(Exercise goal) The complete listing goes into the output exactly, without its pictures.

##### Data #####

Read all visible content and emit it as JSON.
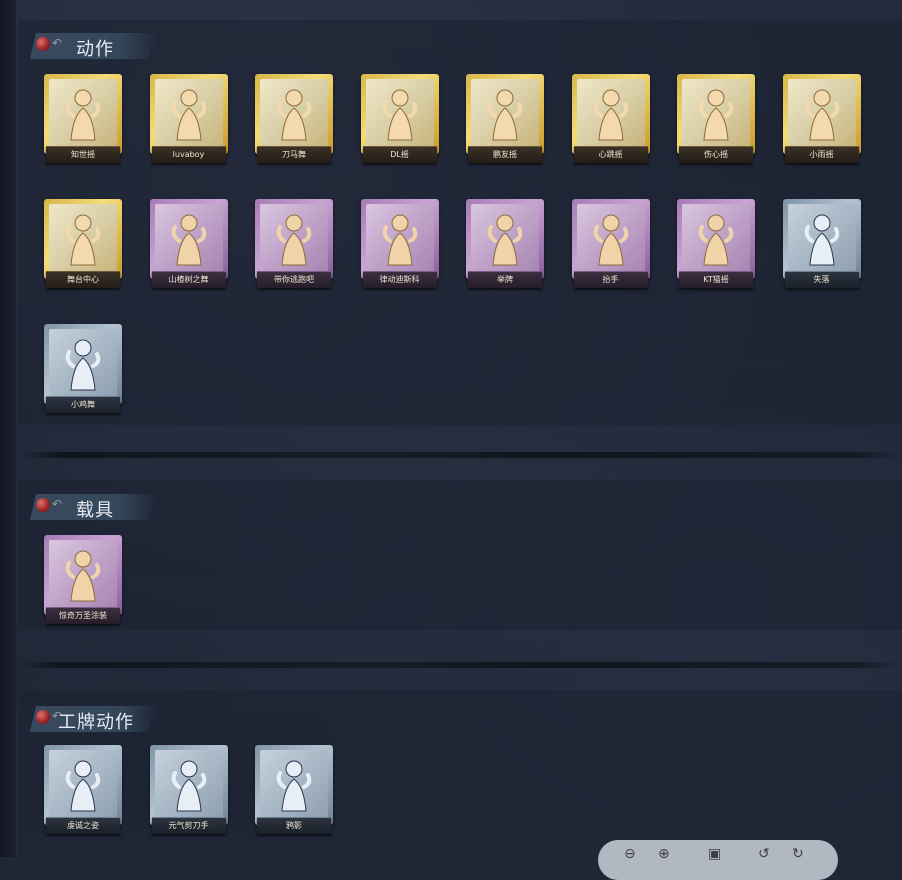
{
  "sections": [
    {
      "title": "动作",
      "items": [
        {
          "label": "知世摇",
          "rarity": "gold"
        },
        {
          "label": "luvaboy",
          "rarity": "gold"
        },
        {
          "label": "刀马舞",
          "rarity": "gold"
        },
        {
          "label": "DL摇",
          "rarity": "gold"
        },
        {
          "label": "鹏友摇",
          "rarity": "gold"
        },
        {
          "label": "心跳摇",
          "rarity": "gold"
        },
        {
          "label": "伤心摇",
          "rarity": "gold"
        },
        {
          "label": "小雨摇",
          "rarity": "gold"
        },
        {
          "label": "舞台中心",
          "rarity": "gold"
        },
        {
          "label": "山楂树之舞",
          "rarity": "purple"
        },
        {
          "label": "带你逃跑吧",
          "rarity": "purple"
        },
        {
          "label": "律动迪斯科",
          "rarity": "purple"
        },
        {
          "label": "举牌",
          "rarity": "purple"
        },
        {
          "label": "抬手",
          "rarity": "purple"
        },
        {
          "label": "KT猫摇",
          "rarity": "purple"
        },
        {
          "label": "失落",
          "rarity": "blue"
        },
        {
          "label": "小鸡舞",
          "rarity": "blue"
        }
      ]
    },
    {
      "title": "载具",
      "items": [
        {
          "label": "惊奇万圣涂装",
          "rarity": "purple"
        }
      ]
    },
    {
      "title": "工牌动作",
      "items": [
        {
          "label": "虔诚之姿",
          "rarity": "blue"
        },
        {
          "label": "元气剪刀手",
          "rarity": "blue"
        },
        {
          "label": "鸦影",
          "rarity": "blue"
        }
      ]
    }
  ],
  "toolbar": {
    "icons": [
      "zoom-out-icon",
      "zoom-in-icon",
      "fit-icon",
      "rotate-left-icon",
      "rotate-right-icon"
    ]
  },
  "colors": {
    "background": "#1f2636",
    "gold": "#e1c05a",
    "purple": "#b48cc3",
    "blue": "#9eb0c2"
  }
}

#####

(Task response)
Read all visible content and emit it as JSON.
{
  "sections": [
    {
      "title": "动作",
      "items": [
        {
          "label": "知世摇",
          "rarity": "gold"
        },
        {
          "label": "luvaboy",
          "rarity": "gold"
        },
        {
          "label": "刀马舞",
          "rarity": "gold"
        },
        {
          "label": "DL摇",
          "rarity": "gold"
        },
        {
          "label": "鹏友摇",
          "rarity": "gold"
        },
        {
          "label": "心跳摇",
          "rarity": "gold"
        },
        {
          "label": "伤心摇",
          "rarity": "gold"
        },
        {
          "label": "小雨摇",
          "rarity": "gold"
        },
        {
          "label": "舞台中心",
          "rarity": "gold"
        },
        {
          "label": "山楂树之舞",
          "rarity": "purple"
        },
        {
          "label": "带你逃跑吧",
          "rarity": "purple"
        },
        {
          "label": "律动迪斯科",
          "rarity": "purple"
        },
        {
          "label": "举牌",
          "rarity": "purple"
        },
        {
          "label": "抬手",
          "rarity": "purple"
        },
        {
          "label": "KT猫摇",
          "rarity": "purple"
        },
        {
          "label": "失落",
          "rarity": "blue"
        },
        {
          "label": "小鸡舞",
          "rarity": "blue"
        }
      ]
    },
    {
      "title": "载具",
      "items": [
        {
          "label": "惊奇万圣涂装",
          "rarity": "purple"
        }
      ]
    },
    {
      "title": "工牌动作",
      "items": [
        {
          "label": "虔诚之姿",
          "rarity": "blue"
        },
        {
          "label": "元气剪刀手",
          "rarity": "blue"
        },
        {
          "label": "鸦影",
          "rarity": "blue"
        }
      ]
    }
  ],
  "toolbar": {
    "icons": [
      "zoom-out-icon",
      "zoom-in-icon",
      "fit-icon",
      "rotate-left-icon",
      "rotate-right-icon"
    ]
  },
  "colors": {
    "background": "#1f2636",
    "gold": "#e1c05a",
    "purple": "#b48cc3",
    "blue": "#9eb0c2"
  }
}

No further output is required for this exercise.